By Allan Fuller
This year’s annual Serpentine Pavilion in London's Kensington Gardens has been designed by Theaster Gates, born in 1973, he is an American social practice installation artist and a professor in the Department of Visual Arts at the University of Chicago. He was born in Chicago, Illinois, where he still lives and works.
Gates' work has been shown at major museums and galleries internationally and deals with urban planning, religious space, and craft. He works to revitalize underserved neighborhoods by combining urban planning and art practices. Gates' art practice responds to disinvestment in African-American urban communities, particularly in the wake of the financial crisis of 2007–2008, addresses the importance of formal archives for remembering and valuing Black cultural forms, and disrupts artistic canons, especially those of post-painterly abstraction and colour field painting.
He has designed the installation as as a space of deep reflection. It is the winner of the 21st such architectural commission at the Serpentine Gallery.
Together with Adjaye Associates, the Chicago-based artist created a cylindrical, chapel-like structure for this year's commission as a peaceful space "where one could rest from the pressures of the day and spend time in solitude".

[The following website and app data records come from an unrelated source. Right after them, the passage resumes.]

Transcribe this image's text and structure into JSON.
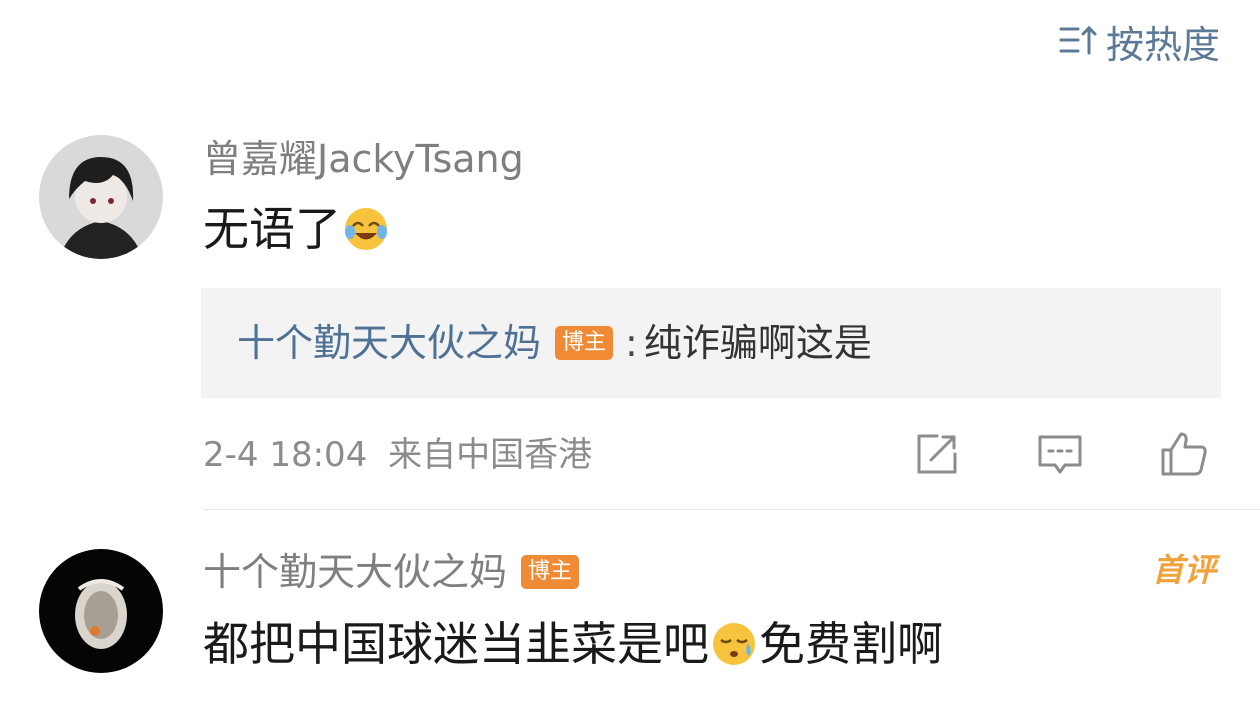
{
  "sort": {
    "label": "按热度",
    "icon": "sort-icon"
  },
  "comments": [
    {
      "username": "曾嘉耀JackyTsang",
      "text_before": "无语了",
      "text_emoji": "laughing-crying-emoji",
      "text_after": "",
      "reply": {
        "user": "十个勤天大伙之妈",
        "badge": "博主",
        "colon": ":",
        "text": "纯诈骗啊这是"
      },
      "timestamp": "2-4 18:04",
      "location": "来自中国香港",
      "actions": [
        "share-icon",
        "comment-icon",
        "like-icon"
      ]
    },
    {
      "username": "十个勤天大伙之妈",
      "badge": "博主",
      "tag": "首评",
      "text_before": "都把中国球迷当韭菜是吧",
      "text_emoji": "sweat-emoji",
      "text_after": "免费割啊"
    }
  ],
  "colors": {
    "link_blue": "#4f7193",
    "badge_orange": "#f08a35",
    "first_tag": "#f0a23b",
    "meta_gray": "#8c8c8c"
  }
}
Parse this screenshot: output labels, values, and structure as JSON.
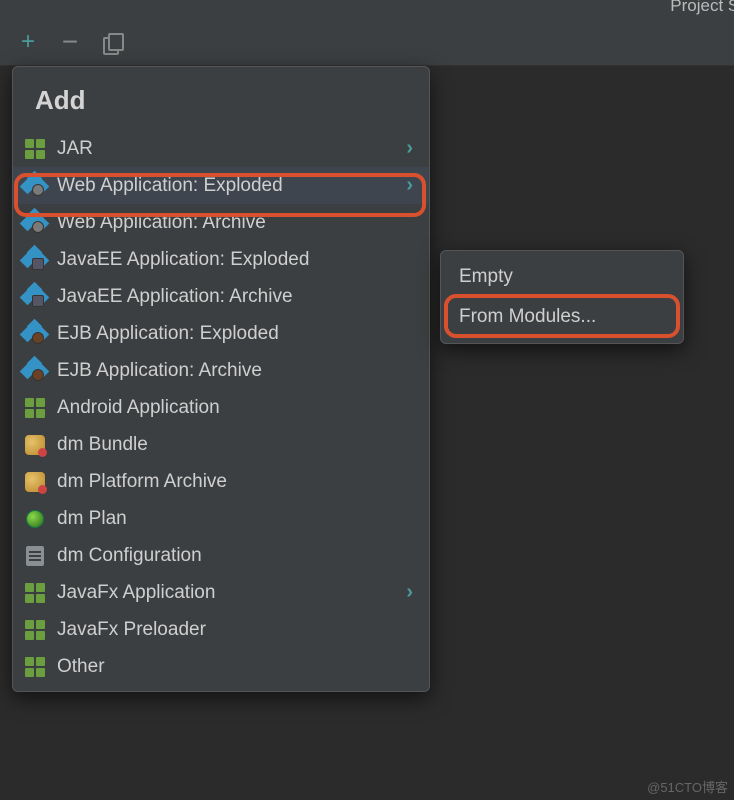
{
  "header": {
    "title_fragment": "Project St"
  },
  "toolbar": {
    "add_tooltip": "Add",
    "remove_tooltip": "Remove",
    "copy_tooltip": "Copy"
  },
  "menu": {
    "title": "Add",
    "items": [
      {
        "label": "JAR",
        "icon": "jar",
        "has_submenu": true
      },
      {
        "label": "Web Application: Exploded",
        "icon": "web",
        "has_submenu": true,
        "highlighted": true
      },
      {
        "label": "Web Application: Archive",
        "icon": "web",
        "has_submenu": false
      },
      {
        "label": "JavaEE Application: Exploded",
        "icon": "ee",
        "has_submenu": false
      },
      {
        "label": "JavaEE Application: Archive",
        "icon": "ee",
        "has_submenu": false
      },
      {
        "label": "EJB Application: Exploded",
        "icon": "ejb",
        "has_submenu": false
      },
      {
        "label": "EJB Application: Archive",
        "icon": "ejb",
        "has_submenu": false
      },
      {
        "label": "Android Application",
        "icon": "jar",
        "has_submenu": false
      },
      {
        "label": "dm Bundle",
        "icon": "bundle",
        "has_submenu": false
      },
      {
        "label": "dm Platform Archive",
        "icon": "bundle",
        "has_submenu": false
      },
      {
        "label": "dm Plan",
        "icon": "plan",
        "has_submenu": false
      },
      {
        "label": "dm Configuration",
        "icon": "conf",
        "has_submenu": false
      },
      {
        "label": "JavaFx Application",
        "icon": "jar",
        "has_submenu": true
      },
      {
        "label": "JavaFx Preloader",
        "icon": "jar",
        "has_submenu": false
      },
      {
        "label": "Other",
        "icon": "jar",
        "has_submenu": false
      }
    ]
  },
  "submenu": {
    "items": [
      {
        "label": "Empty"
      },
      {
        "label": "From Modules...",
        "highlighted": true
      }
    ]
  },
  "watermark": "@51CTO博客"
}
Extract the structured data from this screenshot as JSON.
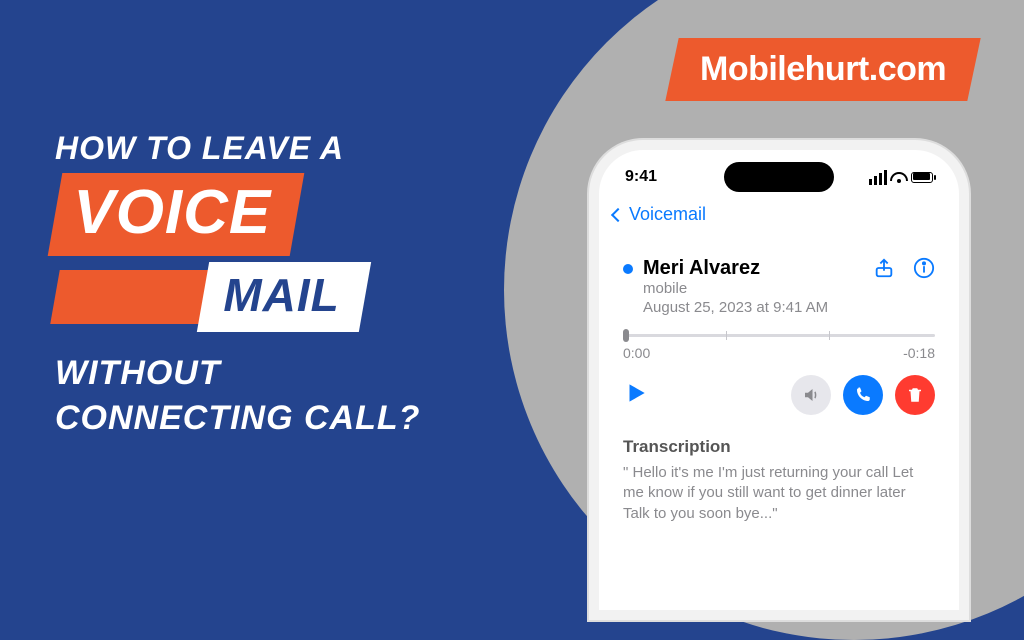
{
  "brand": "Mobilehurt.com",
  "headline": {
    "line1": "How to leave a",
    "voice": "Voice",
    "mail": "Mail",
    "line4": "without",
    "line5": "connecting call?"
  },
  "phone": {
    "time": "9:41",
    "back_label": "Voicemail",
    "voicemail": {
      "caller": "Meri Alvarez",
      "source": "mobile",
      "date": "August 25, 2023 at 9:41 AM",
      "elapsed": "0:00",
      "remaining": "-0:18"
    },
    "transcription": {
      "title": "Transcription",
      "body": "\" Hello it's me I'm just returning your call Let me know if you still want to get dinner later Talk to you soon bye...\""
    }
  }
}
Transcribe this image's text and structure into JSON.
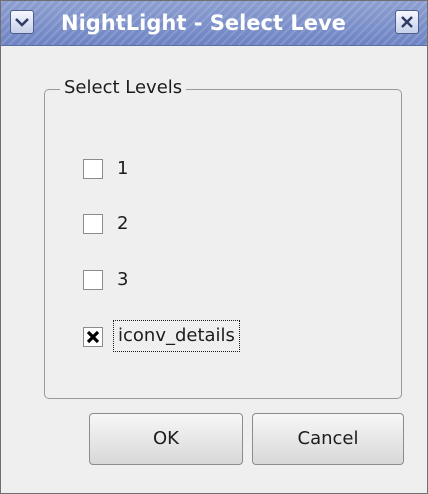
{
  "window": {
    "title": "NightLight - Select Leve"
  },
  "group": {
    "legend": "Select Levels"
  },
  "levels": [
    {
      "label": "1",
      "checked": false,
      "focused": false
    },
    {
      "label": "2",
      "checked": false,
      "focused": false
    },
    {
      "label": "3",
      "checked": false,
      "focused": false
    },
    {
      "label": "iconv_details",
      "checked": true,
      "focused": true
    }
  ],
  "buttons": {
    "ok": "OK",
    "cancel": "Cancel"
  },
  "icons": {
    "window_menu": "chevron-down-icon",
    "window_close": "close-icon",
    "checkbox_mark": "x-check-icon"
  },
  "colors": {
    "titlebar": "#7a8fca",
    "window_bg": "#efefef"
  }
}
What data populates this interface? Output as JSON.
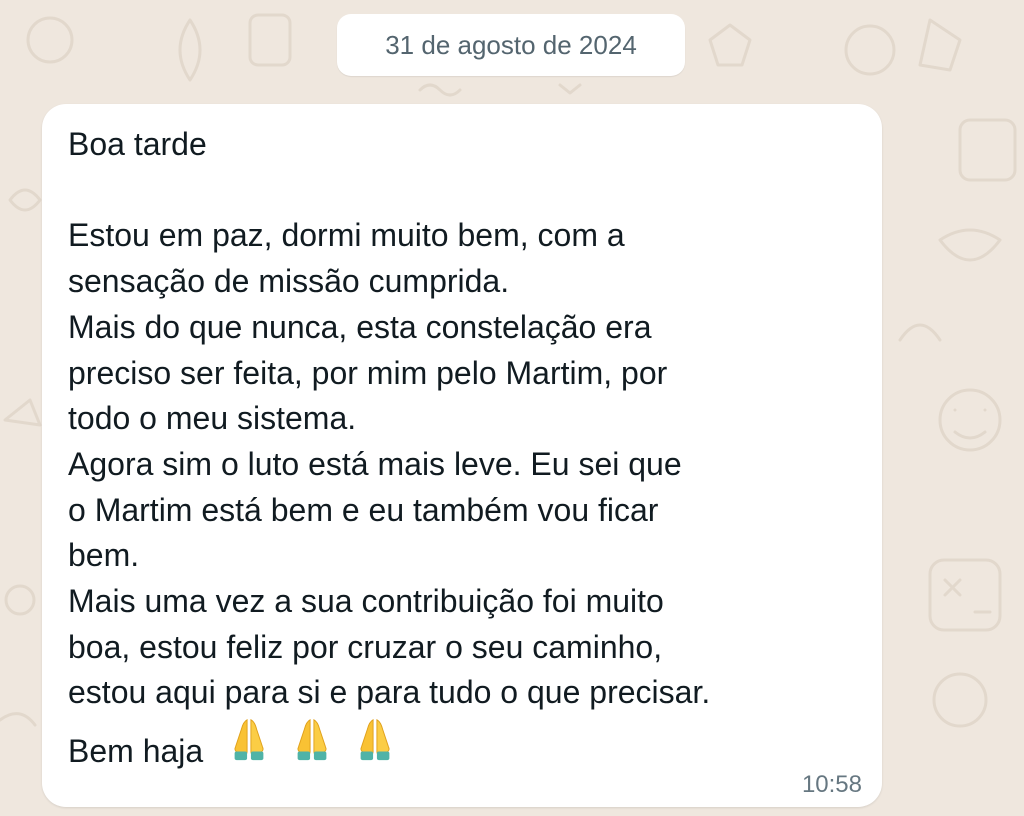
{
  "chat": {
    "date_chip": "31 de agosto de 2024",
    "message": {
      "lines": [
        "Boa tarde",
        "",
        "Estou em paz, dormi muito bem, com a",
        "sensação de missão cumprida.",
        "Mais do que nunca, esta constelação era",
        "preciso ser feita, por mim pelo Martim, por",
        "todo o meu sistema.",
        "Agora sim o luto está mais leve. Eu sei que",
        "o Martim está bem e eu também vou ficar",
        "bem.",
        "Mais uma vez a sua contribuição foi muito",
        "boa, estou feliz por cruzar o seu caminho,",
        "estou aqui para si e para tudo o que precisar."
      ],
      "closing": "Bem haja",
      "closing_emoji": [
        "folded-hands-icon",
        "folded-hands-icon",
        "folded-hands-icon"
      ],
      "time": "10:58"
    }
  },
  "colors": {
    "background": "#efe7de",
    "bubble": "#ffffff",
    "text": "#111b21",
    "meta_text": "#667781"
  }
}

Called Black Chapel, the 10-meter-tall pavilion is made mostly of blackened timber and features a conical roof structure with an oculus in its centre. The form references the bottle kilns of Stoke-on-Trent, Bramante's 16th-century Tempietto in Rome and African structures such as the Musgum mud huts of Cameroon.